I believe there is forever an infinite amount of room in experimenting and trying new things in photography. There is something to be said about learning basics, structure and grounded foundations in photography, but there is also so much room to experiment that I think one could shirk the tenants of structured and educated art and photography for an entire lifetime, and produce marvelous views of the world around us.

Shining in the sun

I remember when I took this photo. I was still learning and teaching myself a lot about photography at breakneck speeds. I wanted to try anything and everything and couldn’t click the shutter fast enough.

I snapped this photo in front of my mother’s house with the sun in front(and to my right) of me, lighting up the stems and petals on the flowers.

Magic Carpet

Click photo to view Hi-Res and purchase a print from SmugMug.

I thought this was kind of cute. My mother pointed out to me that it looked like it was floating in the photograph, and the kind of plant is known as Magic Carpet Spirea, or Spirea Japonica. It’s floating like a magic carpet! 🙂 Okay, that’s a bit cheesy, but still cute.

I really missed this – playing with focus and blur on flowers. I really have no singular, preferred subject matter. I love taking pictures of anything and everything, but I do get to see more noticeable blur, Bokeh and focus in compositions like this one.

Looking up the root(hah!) of this plant online made me smile, too. It is native to Japan, China and Korea. I have a special fondness for Japan and the Far East. I one day hope I get myself to Japan – if that day ever comes, I’ll need dozens of 32G SD cards, and about a dozen fresh camera batteries, because I will literally be taking thousands and thousands of photographs.

Perfectly Imperfect (Wabi-sabi)

Click photo to view Hi-Res and purchase a print from SmugMug.

There is a wonderful world-view from Japan called Wabi-sabi. Japanese culture has many wonderful things, doesn’t it?

Wabi-sabi is a bit about understanding and appreciating imperfection in life. The most striking characteristic of something that sets it apart; the “flaws” that show us serenity in nature and life; the acknowledgement of something different or out of place; how seemingly imperfect characteristics can teach a deeper understanding of beauty authenticity through uniqueness and being “off” perfect – are all somewhat the feeling and some of the ideals behind what Wabi-sabi represents.

If this flower were perfect, this photo would not be perfect.

Flowering Step

Click photo to view Hi-Res and purchase a print from SmugMug.

I owe my Cousin for spotting this little scene on some wooden steps in Wingfoot Lake Park, in Ohio.

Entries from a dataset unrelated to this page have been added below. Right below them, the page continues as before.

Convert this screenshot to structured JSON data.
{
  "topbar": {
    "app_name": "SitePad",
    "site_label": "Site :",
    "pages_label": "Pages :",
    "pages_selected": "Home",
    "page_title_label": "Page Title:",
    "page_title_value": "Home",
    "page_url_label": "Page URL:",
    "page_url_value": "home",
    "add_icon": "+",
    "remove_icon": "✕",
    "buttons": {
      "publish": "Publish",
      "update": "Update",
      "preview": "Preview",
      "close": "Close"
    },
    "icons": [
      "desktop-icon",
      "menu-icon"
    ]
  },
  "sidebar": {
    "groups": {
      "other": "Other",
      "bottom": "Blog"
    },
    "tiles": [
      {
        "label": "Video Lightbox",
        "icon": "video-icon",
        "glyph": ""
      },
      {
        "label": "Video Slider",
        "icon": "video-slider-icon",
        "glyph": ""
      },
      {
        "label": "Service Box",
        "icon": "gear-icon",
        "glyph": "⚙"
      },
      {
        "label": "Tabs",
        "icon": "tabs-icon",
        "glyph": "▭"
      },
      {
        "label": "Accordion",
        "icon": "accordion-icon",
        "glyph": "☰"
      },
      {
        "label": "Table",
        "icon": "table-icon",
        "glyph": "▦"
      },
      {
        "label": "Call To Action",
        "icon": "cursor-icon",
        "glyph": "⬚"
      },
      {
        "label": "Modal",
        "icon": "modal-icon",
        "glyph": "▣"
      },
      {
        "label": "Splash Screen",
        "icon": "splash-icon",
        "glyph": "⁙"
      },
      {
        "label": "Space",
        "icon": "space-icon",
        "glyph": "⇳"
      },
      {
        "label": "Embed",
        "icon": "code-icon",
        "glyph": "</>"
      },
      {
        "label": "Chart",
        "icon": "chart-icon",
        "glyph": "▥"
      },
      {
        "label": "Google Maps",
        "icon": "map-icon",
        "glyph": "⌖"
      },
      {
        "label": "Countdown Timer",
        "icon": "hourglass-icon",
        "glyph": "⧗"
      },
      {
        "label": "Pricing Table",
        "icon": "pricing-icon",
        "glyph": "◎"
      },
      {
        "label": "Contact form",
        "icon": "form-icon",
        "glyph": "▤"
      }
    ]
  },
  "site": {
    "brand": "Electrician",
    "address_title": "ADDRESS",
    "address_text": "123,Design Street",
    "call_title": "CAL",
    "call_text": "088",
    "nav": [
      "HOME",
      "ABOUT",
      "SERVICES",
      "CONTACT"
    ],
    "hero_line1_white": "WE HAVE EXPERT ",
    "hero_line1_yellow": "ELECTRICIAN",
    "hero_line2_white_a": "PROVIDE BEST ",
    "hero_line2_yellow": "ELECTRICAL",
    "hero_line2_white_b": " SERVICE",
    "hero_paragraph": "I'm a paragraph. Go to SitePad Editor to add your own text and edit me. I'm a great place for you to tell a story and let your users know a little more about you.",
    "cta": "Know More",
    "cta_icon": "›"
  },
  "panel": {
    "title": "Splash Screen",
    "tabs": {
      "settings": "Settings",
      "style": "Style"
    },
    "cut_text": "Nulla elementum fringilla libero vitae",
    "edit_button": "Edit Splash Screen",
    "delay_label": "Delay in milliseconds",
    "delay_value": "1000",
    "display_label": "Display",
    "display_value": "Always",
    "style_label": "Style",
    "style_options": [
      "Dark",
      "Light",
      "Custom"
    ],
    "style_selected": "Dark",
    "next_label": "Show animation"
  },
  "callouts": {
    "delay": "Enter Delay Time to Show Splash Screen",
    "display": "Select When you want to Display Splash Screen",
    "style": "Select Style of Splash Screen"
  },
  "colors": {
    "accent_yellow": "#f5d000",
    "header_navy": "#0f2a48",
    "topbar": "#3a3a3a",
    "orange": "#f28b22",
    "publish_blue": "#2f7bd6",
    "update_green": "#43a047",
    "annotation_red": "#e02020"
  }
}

I was so happy to break out my 18-55mm lens after having it sit in my camera bag forever more. It’s been a long time since I used it, but I’m still really happy to have it. I can pull out subtle and focus blur that I just love playing with.